 7th September - 7th October, 11am – 4pm

‘Spinning a Yarn’ is a creative investigation of Fair Isle’s unique knitting patterns. The project started with a footnote stating that these eponymous knitting patterns originated in Iberia having been passed to the islanders by shipwrecked Spanish Sailors in the1580’s.

Unpicking this casual statement with its huge implications of cultural osmosis and exchange, spanning the geographical and linguistic extremities of renaissance Europe, resulted in a 14 month creative investigation of the ‘intangible’ cultural heritage coded within these patterns.  To date this investigation has taken Landwehr-Traxler to Murcia, Andalusia, Shetland and Fair Isle and stimulated a number of ‘unconventional collaborations’ with crafts people, botanists, historians and a firm of luxury weavers.

The connections between the infinities of the Alhambra’s arabesques and the Fair Isle motifs defy both the simplicity of the romantic Victorian creation myth and more pragmatic explanations about the limitations of material and form.  The project examines how these patterns reflect and interpret the culture and landscapes which inspired them, particularly the interplay between light, water and land, and emphasises the unity of that experience which spans both traditions. 

Landwehr-Traxler’s intention is to broker a bond between Andalusia and Fair Isle looking beyond the obvious and amplifying the notion that the exchange of ideas, both implicitly and explicitly, is a necessity and cultural isolationism a fallacy.

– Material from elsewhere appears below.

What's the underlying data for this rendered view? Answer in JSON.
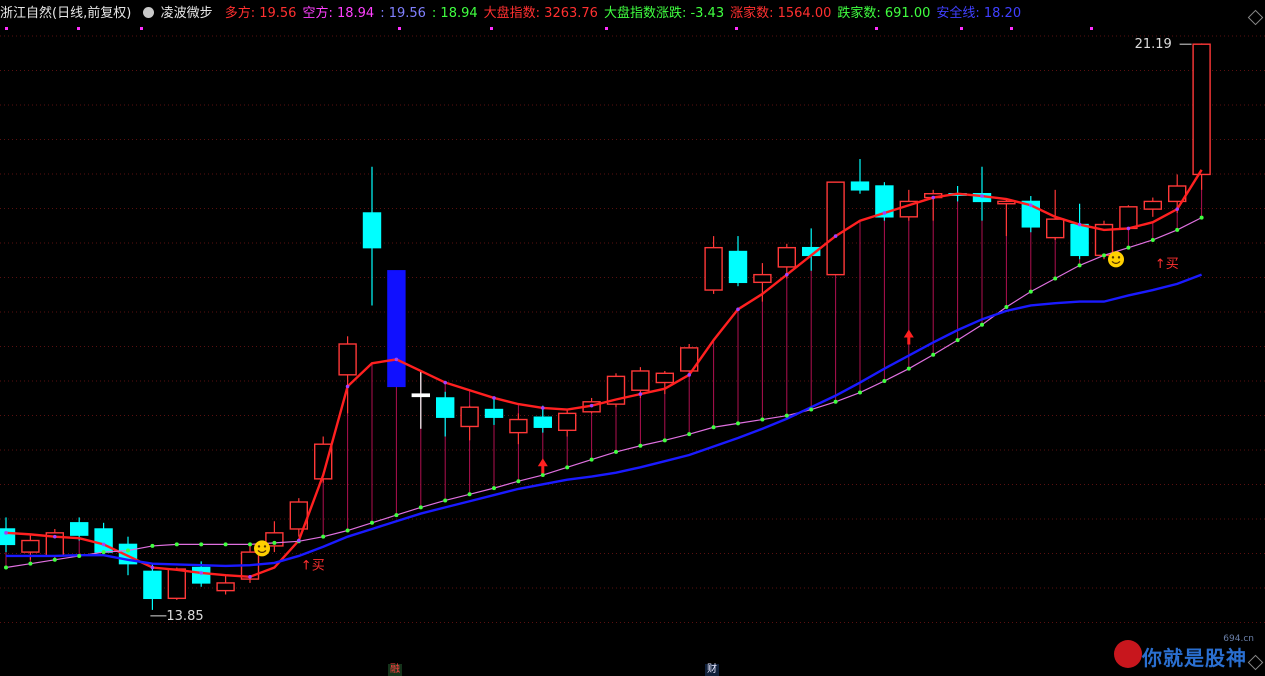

With the contrasting use of media and themes Landwehr-Traxler hopes to challenge the preconceptions which underpin our cultural traditions.

Spinning the Yarn’ is a project and work in progress. The presentation here in the Project Space in the Centre for Arts & Heritage at House for an Art Lover providing the artist with the opportunity to reflect upon her research and work so far. The project will continue to develop and travel with an exhibition in Shetland’s Museum & Archive in 2018 and a performance to and in Fair Isle also in 2018.

Simone Landwehr-Traxler (b. 1969 Munich, Germany) lives and works in Glasgow. Recent Commissions and awards include; Mapping the Void, an exploration of acquired brain injury in co-operation with Headway Glasgow and Glasgow University's Neuroscience department, 2017 & DEEP ROOTS, public art commission, East Ayrshire Council. Recent exhibitions include; Transformation, visual art & music collaboration, Thistle Gallery Glasgow, 2016, ARTenvielfalt, Villa Habersack Wartaweil, 2014, The Wild Project III, The Primary, Nottingham, 2014, Off the Grid, micro-residency, Anthropology department University of Edinburgh, The Dovecot, Edinburgh, 2014 & Re-Wilding, Xero Kline & Coma, London 2014